eCM (Eur Cell Mater / e Cells & Materials) Not-for-profit Open Access
Created by Scientists, for Scientists
 ISSN:1473-2262         NLM:100973416 (link)         DOI:10.22203/eCM

2016   Volume No 32 – pages 241-256

Title: Optimisation of BMP-2 dosage for the osseointegration of porous titanium implants in an ovine model

Authors: EB Hunziker, J Jovanovic, A Horner, MJB Keel, K Lippuner, N Shintani

Address: Departments of Osteoporosis and Orthopaedic Surgery, Inselspital (DKF), University of Bern, Murtenstrasse 35, 3008 Bern, Switzerland

E-mail: nahoko.shintani at dkf.unibe.ch
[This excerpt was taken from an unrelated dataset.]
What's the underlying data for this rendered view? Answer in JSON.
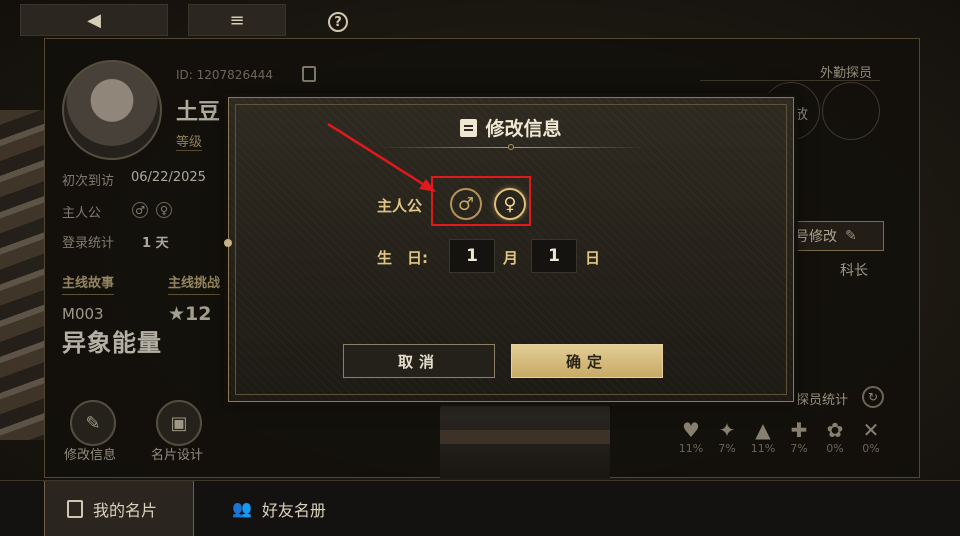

Key Words: Porous titanium implants, locally-contained BMP-2, dosage optimisation, slow-release delivery system, osteoinduction, osseointegration.

Publication date: November 18th 2016

Abstract: In clinical orthopaedics, total joint replacements and spinal fusions are routine undertakings. Many of the implicated patients suffer from osteoporosis, severe arthrosis or osteopaenia. In individuals thus afflicted, the bony bed lacks the mechanical stability that is a requisite for a firm anchorage of the implant and its functional competence. To promote the bony bondage of an implant it is necessary to induce neo-ossification by the introduction of an osteogenic agent, such as bone morphogenetic protein 2 (BMP-2). Since this growth factor is generally applied in a free form and at high dosages to maximise its osteogenicity, untoward side effects frequently ensue.
We hypothesise that the administration of BMP-2 using a suitable delivery vehicle, and its gradual, low dose release therefrom in a cell-mediated manner, would avert the triggering of undesired side effects and enhance its efficacy.
To test this postulate, implants of porous titanium were coated with a layer of calcium phosphate into which BMP-2 was biomimetically incorporated at dosages ranging from 0.8 to 500 µg/g of coating material (delivery system) prior to their surgical placement in the tibiae of adult sheep. The volume and the surface area of newly-formed bone were evaluated histomorphometrically after 3 and 6 weeks. The highest values were achieved using BMP-2 dosages of 20 to 100 µg/g of coating: The deposition of bone was confined to the immediate vicinity of the implant and was observed deep within the interstices of its meshwork, to the walls of which it bonded well. The findings of the study attest to the validity of our hypothesis.

Article download: Pages 241-256 (PDF file)
DOI: 10.22203/eCM.v032a16